But stress can also have a direct and indirect negative impact on your health. Stressed people are more prone to sedentary living, binge eating, less exercise, less interaction and socialisation and all these factors will affect your health. One of the most overlooked impacts of stress is its correlation to your dental health.
People who are stressed are could also be less likely to be motivated to take proper care of their bodies, including their dental health. The most common dental issue for people suffering from stress is that they are likely to neglect proper oral hygiene and this will affect the health of their teeth and gums. Stressed people are also more likely to grind their teeth, drink more alcohol and smoke more, all of which can wreak havoc and lead to conditions that may cause pain to your teeth.
Here are some ways in which stress can cause pain to your teeth:
The TMJ Disorder
High levels of stress and anxiety may also lead to a condition called Temporomandibular Joint Disorder (TMJ). When some people are stressed, they tend to overuse their jaw muscles leading to increased clenching or grinding of teeth. This will result in some pain or in serious cases, a compromised movement of the jaw as well as in the affected muscles. This will in turn lead to toothache or a difficulty in chewing food.

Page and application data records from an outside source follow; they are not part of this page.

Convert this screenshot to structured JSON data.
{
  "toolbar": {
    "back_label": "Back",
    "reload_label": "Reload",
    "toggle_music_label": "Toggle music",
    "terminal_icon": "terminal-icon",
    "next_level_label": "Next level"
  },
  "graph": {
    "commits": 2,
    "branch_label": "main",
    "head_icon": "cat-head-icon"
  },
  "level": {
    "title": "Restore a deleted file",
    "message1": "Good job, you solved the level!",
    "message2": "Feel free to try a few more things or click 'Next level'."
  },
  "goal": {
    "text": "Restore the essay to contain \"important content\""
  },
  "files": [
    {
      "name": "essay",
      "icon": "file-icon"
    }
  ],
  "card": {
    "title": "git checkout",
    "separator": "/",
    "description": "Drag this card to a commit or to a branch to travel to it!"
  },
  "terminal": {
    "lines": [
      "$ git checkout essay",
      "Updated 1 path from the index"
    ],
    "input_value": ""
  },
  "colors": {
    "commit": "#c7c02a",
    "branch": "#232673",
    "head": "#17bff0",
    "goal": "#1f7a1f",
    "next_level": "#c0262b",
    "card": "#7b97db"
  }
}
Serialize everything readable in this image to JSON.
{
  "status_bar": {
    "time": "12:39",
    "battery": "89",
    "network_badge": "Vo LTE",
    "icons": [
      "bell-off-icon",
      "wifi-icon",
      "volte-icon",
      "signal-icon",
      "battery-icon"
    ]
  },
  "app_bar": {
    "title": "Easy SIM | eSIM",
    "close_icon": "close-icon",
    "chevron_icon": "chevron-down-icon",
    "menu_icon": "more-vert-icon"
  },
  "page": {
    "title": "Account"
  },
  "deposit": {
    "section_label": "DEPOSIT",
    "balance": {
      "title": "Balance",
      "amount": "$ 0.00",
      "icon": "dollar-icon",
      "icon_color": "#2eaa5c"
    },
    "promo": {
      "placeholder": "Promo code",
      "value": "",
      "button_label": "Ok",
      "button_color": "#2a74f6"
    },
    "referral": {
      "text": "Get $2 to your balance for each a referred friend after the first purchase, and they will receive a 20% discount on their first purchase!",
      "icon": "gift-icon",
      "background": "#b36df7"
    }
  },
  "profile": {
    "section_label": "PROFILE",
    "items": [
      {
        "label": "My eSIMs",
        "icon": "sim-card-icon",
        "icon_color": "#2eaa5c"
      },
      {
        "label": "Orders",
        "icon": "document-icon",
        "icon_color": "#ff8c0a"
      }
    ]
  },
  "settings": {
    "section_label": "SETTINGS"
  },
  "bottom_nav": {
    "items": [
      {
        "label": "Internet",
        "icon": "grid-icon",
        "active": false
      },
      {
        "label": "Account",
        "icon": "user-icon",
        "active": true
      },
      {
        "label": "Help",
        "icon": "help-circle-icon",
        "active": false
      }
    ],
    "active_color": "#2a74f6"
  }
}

Poor oral hygiene
People who are stressed or depressed often recline to a low-energy state where even maintaining a proper oral hygiene is a struggle. You will be cleaning your mouth and brushing your teeth less often which will in turn lead to the buildup of plaque on your teeth and gum lines. Gum infections are also common during this state for the same reason. The result will be increased sensitivity of teeth which is often painful. Even in a stressed state, try to maintain proper oral care by brushing three times daily and flossing your teeth.
Canker sores have been linked to how people process stress or anxiety problems. The condition is especially common in women and occurs when they are experiencing high stress levels. There is a constellation of possible causes of Canker sores such as mouth injuries, accidental cheek bites, hormonal shifts and emotional among others stress.
If you are grappling with stress, anxiety or depression, it is advisable to seek medical help as soon as possible. Stress may seem harmless but it triggers various emotional, behavioural and physical responses that may be detrimental to your health. Whenever you are grappling with stress, start taking measures to reduce the stress. For example, you can do more physical exercises, try out various relaxation techniques, avoid coffee and alcohol, talk to someone. Don’t sacrifice your oral hygiene as a result of stress or depression. If you are feeling pain in your mouth or teeth after a stress episode, see a dentist for professional guidance.